- Remove the calf sleeve
- Do the prescribed stretches
- Use the foam roller and The Stick
- Put the calf sleeve back on (and there it will stay until the next evening, showers being the exception)
- Ice the calf for 20 minutes
And back to Tuesday. I walked for a quarter mile. Tentatively, I broke into a slow jog. My calf felt okay. I jogged further. Still okay.
After a little over a half mile, I felt a slight twinge of pain in the calf. Right away, I slowed to a fast walk. It continued like that for another mile and a quarter, with much more time walking than running.
I was disheartened but not discouraged. The next day at work I decided to schedule an appointment for a sports massage on my calf. The physical therapist I had seen highly recommended the massage, anyway.
The past 24 hours have been excellent for my calf!
Yesterday evening I tried another walk/run. This time there were no twinges of pain and I spent far more time jogging (at a yawningly-slow pace but hey!) than walking. I walked at the start and ends of the run, and I walked up the steepest part of the hill at the end of my route.
I was elated! I was so happy to be out and running, pain-free, on the limestone trails that I had a huge smile on my face. I probably looked like a maniac but fortunately, no one else was around to see.
Then today at lunch I went back to the therapy office where I had my original injury assessment for the sports massage on my lower legs. It hurt at times, and the therapist noted that she could feel the strain (not to mention several other knots here and there). She said I was doing all the right things and to keep it up.
My marathon training is scheduled to begin next weekend. Originally, I thought I would be starting it with a 35-miles-per-week running mileage but now it will have to be lower. No biggie; I'll be happy to just stay on schedule for the training.
Thursday, April 9, 2009
They say Hawthorne Park is no Arlington Park. They are correct.
Nevertheless, we had a lot of fun. Besides the Illinois Derby, there were a lot of Derby (and Oaks) prep stakes races on the televisions. It was a rare day of losing money for me versus breaking even or winning, but I only lost five bucks so it wasn't a big deal.
Every year I pick a Derby horse a month or two prior to the race. This year my horse is Quality Road. He didn't run in the Illinois Derby but blew away his rivals in the Florida Derby a couple weeks prior.
Giant Oak; he was touted as being truly
giant but...he really isn't. Either way,
he's a handsome horse. Placed in the race.
On Sunday I woke up at 4:00am after five hours of sleep for the schooling dressage show at Fields and Fences in Wadsworth/Gurnee.
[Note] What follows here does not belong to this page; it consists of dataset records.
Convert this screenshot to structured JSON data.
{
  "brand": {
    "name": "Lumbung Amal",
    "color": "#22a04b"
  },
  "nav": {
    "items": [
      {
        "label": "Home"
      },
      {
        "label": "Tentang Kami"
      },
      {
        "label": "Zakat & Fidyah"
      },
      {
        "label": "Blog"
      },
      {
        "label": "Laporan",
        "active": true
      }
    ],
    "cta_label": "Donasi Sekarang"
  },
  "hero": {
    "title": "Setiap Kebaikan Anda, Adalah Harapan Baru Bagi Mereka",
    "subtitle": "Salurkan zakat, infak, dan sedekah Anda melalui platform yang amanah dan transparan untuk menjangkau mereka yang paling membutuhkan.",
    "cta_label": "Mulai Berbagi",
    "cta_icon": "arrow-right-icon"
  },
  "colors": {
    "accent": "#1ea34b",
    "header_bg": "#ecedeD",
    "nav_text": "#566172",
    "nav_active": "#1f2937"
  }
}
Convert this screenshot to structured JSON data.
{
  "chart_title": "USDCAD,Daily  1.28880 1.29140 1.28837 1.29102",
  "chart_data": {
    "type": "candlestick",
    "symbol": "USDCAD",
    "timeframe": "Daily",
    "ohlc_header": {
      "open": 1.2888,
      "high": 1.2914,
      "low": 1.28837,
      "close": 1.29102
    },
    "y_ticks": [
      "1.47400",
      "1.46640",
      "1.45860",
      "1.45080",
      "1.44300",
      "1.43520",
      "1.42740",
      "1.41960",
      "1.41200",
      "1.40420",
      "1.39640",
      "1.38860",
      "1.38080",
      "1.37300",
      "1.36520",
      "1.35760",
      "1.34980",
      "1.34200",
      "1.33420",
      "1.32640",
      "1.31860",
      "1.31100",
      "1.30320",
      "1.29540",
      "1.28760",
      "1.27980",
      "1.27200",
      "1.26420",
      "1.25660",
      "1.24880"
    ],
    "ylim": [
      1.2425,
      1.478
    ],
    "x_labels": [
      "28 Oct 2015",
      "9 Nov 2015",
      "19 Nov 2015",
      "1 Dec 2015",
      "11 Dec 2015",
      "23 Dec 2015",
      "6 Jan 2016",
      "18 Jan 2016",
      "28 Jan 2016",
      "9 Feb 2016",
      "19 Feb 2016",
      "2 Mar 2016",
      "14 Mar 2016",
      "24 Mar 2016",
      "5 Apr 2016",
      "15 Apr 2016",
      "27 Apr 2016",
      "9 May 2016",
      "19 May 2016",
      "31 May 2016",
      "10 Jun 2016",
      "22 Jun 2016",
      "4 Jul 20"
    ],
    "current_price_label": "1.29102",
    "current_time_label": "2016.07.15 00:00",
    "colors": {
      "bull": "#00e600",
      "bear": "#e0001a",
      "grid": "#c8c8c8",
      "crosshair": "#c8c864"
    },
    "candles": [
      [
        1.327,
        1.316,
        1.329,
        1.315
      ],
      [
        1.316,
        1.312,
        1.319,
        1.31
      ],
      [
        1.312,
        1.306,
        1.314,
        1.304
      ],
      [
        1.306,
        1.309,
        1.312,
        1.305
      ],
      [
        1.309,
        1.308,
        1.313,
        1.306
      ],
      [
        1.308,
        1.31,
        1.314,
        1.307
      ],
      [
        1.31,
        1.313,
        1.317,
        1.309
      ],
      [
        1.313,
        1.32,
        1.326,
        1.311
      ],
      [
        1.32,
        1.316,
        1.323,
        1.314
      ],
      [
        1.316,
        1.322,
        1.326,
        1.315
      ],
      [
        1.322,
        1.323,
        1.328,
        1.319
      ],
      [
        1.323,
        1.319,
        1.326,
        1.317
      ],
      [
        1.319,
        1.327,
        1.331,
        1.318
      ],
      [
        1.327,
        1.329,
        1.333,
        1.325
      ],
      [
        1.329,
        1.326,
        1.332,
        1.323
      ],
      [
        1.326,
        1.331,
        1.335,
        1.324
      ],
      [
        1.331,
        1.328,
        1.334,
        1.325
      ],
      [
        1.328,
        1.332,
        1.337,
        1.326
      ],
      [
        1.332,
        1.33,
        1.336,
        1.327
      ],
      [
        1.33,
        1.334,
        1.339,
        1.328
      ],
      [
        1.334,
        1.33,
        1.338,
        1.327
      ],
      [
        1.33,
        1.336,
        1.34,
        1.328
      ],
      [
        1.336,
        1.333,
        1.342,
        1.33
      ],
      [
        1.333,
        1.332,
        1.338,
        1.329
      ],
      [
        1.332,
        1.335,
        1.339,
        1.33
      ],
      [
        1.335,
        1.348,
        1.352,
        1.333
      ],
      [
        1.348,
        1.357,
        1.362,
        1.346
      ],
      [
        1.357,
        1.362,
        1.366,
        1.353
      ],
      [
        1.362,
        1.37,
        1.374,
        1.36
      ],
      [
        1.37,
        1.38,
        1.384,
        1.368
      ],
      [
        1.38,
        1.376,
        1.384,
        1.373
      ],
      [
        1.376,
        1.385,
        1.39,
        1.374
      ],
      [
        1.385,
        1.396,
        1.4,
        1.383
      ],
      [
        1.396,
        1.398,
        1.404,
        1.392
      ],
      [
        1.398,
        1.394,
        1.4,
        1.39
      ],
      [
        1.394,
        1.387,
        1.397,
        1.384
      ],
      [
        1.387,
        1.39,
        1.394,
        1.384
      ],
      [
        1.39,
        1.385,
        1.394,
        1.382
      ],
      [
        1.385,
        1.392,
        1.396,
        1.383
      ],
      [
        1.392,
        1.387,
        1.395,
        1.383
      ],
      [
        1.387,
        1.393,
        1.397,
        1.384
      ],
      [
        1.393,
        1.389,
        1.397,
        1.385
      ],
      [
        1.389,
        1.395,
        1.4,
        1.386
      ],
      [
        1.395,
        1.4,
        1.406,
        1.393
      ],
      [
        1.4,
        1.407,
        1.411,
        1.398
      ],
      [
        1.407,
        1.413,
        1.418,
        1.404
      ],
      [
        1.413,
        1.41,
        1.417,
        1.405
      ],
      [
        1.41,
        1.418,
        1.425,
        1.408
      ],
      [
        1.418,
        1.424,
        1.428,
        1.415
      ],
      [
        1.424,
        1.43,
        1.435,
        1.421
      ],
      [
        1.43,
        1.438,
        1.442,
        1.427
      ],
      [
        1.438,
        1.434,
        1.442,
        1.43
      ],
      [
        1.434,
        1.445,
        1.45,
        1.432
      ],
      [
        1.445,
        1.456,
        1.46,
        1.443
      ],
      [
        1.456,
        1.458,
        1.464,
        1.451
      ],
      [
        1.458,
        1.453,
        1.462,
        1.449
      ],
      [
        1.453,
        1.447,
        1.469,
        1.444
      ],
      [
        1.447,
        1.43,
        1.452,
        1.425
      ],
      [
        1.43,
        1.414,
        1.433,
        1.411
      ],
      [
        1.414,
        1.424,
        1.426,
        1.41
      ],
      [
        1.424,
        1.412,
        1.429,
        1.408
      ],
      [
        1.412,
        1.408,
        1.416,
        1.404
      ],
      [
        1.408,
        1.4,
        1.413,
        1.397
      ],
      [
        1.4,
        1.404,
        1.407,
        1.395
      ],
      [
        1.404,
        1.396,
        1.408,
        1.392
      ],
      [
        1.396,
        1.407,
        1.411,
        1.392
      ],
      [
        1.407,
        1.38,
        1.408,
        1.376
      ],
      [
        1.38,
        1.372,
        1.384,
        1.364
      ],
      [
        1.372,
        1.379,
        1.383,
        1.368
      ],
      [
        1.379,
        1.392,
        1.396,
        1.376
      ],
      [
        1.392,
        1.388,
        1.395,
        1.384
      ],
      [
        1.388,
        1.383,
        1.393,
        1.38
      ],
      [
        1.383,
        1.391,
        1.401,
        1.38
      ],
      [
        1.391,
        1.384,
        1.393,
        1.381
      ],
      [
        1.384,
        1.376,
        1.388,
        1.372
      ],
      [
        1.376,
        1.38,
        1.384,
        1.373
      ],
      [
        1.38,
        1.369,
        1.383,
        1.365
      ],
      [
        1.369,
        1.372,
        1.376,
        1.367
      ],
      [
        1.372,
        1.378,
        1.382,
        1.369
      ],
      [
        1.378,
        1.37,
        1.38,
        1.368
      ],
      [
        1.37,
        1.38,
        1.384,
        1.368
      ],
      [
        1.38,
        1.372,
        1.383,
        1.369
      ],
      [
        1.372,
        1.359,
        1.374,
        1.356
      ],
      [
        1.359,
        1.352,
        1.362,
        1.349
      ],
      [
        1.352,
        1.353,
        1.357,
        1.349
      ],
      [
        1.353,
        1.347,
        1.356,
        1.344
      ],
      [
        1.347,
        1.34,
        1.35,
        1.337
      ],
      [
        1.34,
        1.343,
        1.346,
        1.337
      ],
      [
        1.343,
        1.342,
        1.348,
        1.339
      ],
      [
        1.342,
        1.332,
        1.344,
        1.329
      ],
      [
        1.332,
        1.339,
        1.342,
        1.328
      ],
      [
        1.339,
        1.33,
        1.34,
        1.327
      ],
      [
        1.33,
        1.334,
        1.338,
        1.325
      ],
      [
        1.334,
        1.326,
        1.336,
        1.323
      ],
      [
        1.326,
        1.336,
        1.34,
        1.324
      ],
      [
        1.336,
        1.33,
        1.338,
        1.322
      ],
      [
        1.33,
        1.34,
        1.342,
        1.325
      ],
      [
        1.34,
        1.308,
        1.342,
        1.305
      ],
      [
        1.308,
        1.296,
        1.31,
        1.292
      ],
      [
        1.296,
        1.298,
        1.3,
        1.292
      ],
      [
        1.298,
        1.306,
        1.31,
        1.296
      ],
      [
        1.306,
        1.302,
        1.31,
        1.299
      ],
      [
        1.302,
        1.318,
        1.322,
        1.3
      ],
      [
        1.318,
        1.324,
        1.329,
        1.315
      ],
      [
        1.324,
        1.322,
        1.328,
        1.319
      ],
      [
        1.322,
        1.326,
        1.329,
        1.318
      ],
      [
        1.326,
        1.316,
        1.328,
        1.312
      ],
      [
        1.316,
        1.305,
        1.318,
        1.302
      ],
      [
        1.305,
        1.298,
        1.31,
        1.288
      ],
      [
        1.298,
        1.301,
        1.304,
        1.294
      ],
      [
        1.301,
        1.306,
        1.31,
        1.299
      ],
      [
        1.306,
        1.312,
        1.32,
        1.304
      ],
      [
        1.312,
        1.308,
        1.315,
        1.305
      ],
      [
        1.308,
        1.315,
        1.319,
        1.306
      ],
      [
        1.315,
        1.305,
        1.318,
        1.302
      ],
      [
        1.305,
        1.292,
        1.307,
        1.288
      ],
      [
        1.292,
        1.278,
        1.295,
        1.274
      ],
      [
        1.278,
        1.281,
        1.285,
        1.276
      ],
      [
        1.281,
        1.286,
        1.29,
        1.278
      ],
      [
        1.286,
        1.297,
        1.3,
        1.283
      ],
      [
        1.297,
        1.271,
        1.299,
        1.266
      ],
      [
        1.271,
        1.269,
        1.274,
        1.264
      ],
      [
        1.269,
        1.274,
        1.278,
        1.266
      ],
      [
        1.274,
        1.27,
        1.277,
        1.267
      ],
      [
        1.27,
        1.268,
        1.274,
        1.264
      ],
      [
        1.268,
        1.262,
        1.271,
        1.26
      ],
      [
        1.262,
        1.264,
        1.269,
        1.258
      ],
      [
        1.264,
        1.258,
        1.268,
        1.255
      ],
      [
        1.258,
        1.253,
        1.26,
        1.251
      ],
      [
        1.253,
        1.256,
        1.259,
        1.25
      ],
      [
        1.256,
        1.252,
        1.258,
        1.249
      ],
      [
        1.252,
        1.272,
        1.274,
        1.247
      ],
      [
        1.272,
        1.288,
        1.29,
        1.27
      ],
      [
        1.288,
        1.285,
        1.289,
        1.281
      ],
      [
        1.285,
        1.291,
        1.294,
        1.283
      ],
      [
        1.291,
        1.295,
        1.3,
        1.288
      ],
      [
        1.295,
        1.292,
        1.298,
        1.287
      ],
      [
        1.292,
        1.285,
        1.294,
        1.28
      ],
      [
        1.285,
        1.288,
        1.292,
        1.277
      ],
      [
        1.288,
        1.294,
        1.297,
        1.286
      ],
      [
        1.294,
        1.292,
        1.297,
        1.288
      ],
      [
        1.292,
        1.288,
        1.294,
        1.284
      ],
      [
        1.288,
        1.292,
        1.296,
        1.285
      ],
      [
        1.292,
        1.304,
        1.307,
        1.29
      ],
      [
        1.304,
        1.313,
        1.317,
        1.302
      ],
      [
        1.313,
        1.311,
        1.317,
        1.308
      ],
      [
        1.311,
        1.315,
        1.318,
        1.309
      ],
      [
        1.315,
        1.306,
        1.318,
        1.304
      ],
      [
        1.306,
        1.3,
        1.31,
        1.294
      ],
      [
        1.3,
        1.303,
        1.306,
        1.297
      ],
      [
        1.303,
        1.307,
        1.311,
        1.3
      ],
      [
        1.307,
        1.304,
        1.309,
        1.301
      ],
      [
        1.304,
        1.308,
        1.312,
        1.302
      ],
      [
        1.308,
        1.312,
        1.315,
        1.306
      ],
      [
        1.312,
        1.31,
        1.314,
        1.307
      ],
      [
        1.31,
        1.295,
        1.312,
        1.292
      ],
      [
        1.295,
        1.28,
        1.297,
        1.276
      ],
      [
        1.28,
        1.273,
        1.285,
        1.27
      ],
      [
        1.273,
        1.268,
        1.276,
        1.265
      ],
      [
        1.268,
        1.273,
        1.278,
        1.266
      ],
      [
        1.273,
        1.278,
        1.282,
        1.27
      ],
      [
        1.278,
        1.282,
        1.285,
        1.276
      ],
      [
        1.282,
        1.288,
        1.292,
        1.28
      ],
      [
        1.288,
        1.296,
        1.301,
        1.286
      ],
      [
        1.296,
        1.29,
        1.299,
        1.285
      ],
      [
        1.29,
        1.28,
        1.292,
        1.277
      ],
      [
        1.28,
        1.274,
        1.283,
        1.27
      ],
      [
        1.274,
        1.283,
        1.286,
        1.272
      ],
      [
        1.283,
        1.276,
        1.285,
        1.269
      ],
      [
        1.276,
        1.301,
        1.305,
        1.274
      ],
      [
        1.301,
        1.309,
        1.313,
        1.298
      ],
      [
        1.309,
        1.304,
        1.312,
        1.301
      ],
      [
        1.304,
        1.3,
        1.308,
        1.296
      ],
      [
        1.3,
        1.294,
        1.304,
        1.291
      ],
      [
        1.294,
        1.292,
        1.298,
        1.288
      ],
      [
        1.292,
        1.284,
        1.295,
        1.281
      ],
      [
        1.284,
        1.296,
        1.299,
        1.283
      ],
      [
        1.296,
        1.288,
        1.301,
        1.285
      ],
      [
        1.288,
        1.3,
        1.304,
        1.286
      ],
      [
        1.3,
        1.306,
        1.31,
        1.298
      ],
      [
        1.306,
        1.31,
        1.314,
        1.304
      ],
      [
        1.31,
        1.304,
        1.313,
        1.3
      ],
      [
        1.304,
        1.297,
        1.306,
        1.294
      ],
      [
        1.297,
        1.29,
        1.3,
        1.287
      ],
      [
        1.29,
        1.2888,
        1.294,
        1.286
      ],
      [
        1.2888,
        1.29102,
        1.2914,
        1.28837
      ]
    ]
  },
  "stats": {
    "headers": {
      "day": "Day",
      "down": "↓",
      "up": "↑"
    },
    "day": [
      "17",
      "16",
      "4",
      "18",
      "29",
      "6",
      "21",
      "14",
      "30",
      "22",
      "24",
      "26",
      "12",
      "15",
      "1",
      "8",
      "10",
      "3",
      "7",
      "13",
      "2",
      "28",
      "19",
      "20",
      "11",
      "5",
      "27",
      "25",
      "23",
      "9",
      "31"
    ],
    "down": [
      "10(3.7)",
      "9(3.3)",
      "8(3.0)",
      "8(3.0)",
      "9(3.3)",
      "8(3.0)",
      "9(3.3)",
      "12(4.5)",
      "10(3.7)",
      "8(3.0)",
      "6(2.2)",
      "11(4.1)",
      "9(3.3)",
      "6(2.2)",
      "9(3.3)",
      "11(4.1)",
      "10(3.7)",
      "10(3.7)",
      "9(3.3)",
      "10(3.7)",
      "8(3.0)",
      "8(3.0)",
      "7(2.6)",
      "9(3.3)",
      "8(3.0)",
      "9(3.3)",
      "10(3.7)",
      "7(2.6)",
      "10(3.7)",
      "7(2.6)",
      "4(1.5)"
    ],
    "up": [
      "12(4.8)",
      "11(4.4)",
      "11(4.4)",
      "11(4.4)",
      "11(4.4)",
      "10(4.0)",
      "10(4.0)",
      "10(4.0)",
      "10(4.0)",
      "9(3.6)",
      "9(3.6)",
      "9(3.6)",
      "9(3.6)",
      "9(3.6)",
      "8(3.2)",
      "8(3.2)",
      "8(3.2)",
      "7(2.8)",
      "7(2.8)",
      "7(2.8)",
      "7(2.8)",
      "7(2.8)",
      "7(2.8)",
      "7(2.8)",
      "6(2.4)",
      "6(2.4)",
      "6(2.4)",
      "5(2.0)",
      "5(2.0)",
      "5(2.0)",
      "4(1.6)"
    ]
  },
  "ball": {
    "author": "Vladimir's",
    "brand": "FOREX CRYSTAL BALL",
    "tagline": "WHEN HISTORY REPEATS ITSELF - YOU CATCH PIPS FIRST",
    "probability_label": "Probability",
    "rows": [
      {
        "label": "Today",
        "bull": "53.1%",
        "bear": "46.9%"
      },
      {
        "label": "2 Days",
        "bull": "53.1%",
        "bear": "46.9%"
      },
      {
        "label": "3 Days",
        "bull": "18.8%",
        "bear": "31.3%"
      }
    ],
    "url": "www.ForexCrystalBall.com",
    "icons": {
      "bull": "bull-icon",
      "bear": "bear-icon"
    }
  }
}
I wasn't planning on riding (good thing, because I technically couldn't, anyway...different story!) but I wanted to tag along with Lim to take in the experience of being at a show, stress-free.
Long story short: the day was endless, I was exhausted, Lim was fairly well behaved (she did spook at a cooler on a table and went into the classic Thoroughbred "periscope pose" countless times) but thanks to the horrible weather blowing in and the other horses freaking out in the arena, I knew that had I ridden her, she would have been truly awful.
It was one of the longest days of my life but I did have fun and enjoyed watching my friends from the barn perform. I was very proud of all of them, even if their horses weren't behaving perfectly!